In the guided meditation class I am taking, Cognitively Based Compassion Training, we talked about how dependent we are on one another. From the clothes on our backs to the water in our pipes, each thing upon which we depend comes to us out of the work, even the kindness of thousands of other individuals.
It’s important to me that I begin to realize just how much I get from others. I don’t like to ask for help, generally. I much prefer to give it.
This is beyond getting help, though. This is about getting things you need from people you don’t even see. It’s about recognizing the profound interconnection we have, and the gratitude we should show.
So what if I decided to create my writing, to compose my music, even to perform my songs in order to take care of my audience? Not because they need me, but because I need them. I could dedicate myself to taking care of the world because I need it to survive!
This is not a parasitic relationship. I’m not manipulating my audience into giving me what I need. I’m putting useful and beautiful things into the world in a way that is unique to my abilities, therefore acknowledging all the gifts that enable me to do so.
That seems like such a healthy, such a wholesome way of working. It’s an antidote to self-delusion, misguided altruism, and even selfish motives. It’s simply an acknowledgment that I have the power to help myself by taking care of my world, and this is the way I can do that.
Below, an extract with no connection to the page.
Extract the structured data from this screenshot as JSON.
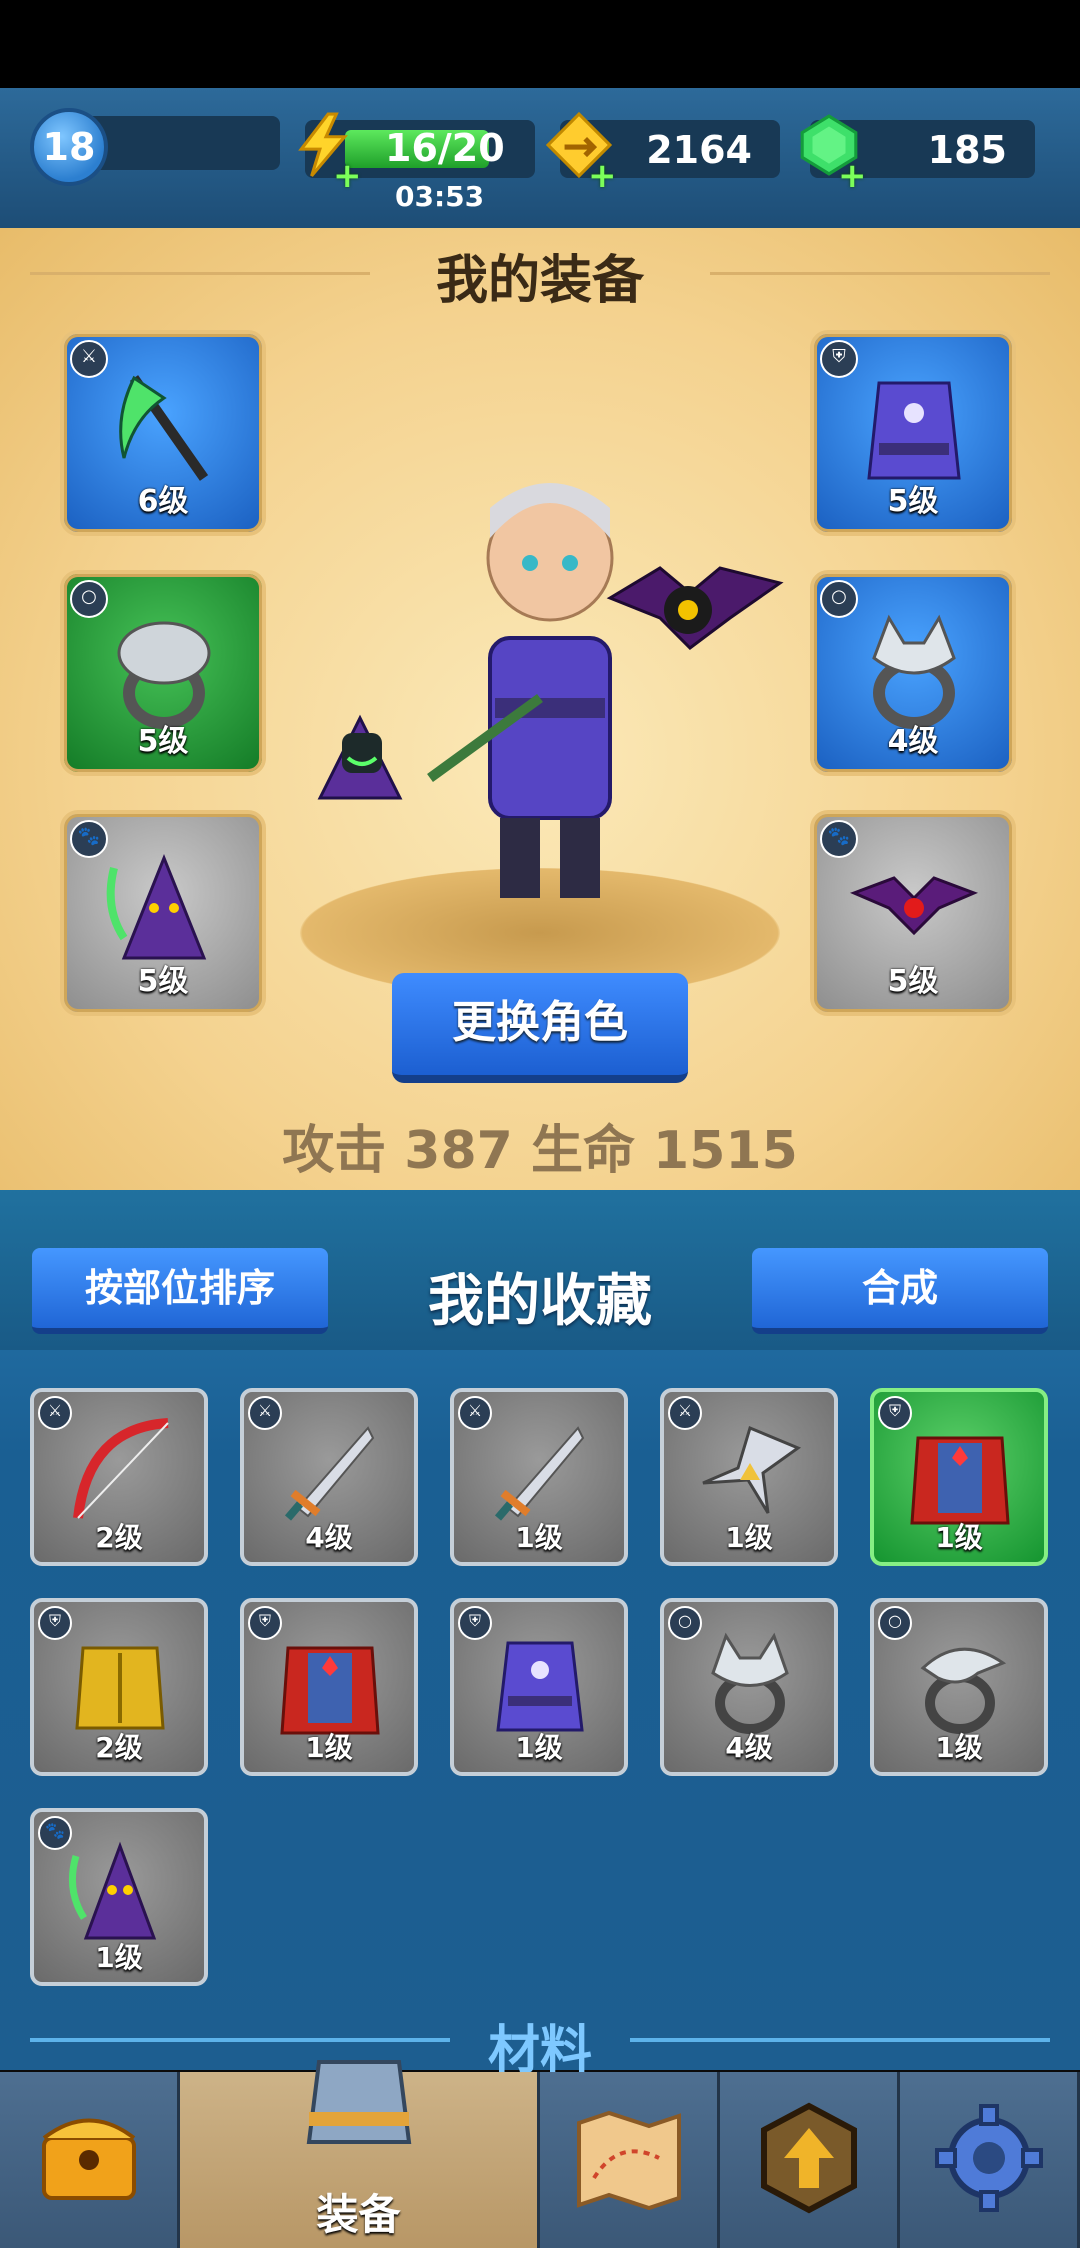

Do you have a response to this? Am I fooling myself once again? Or have I finally found a reason to create?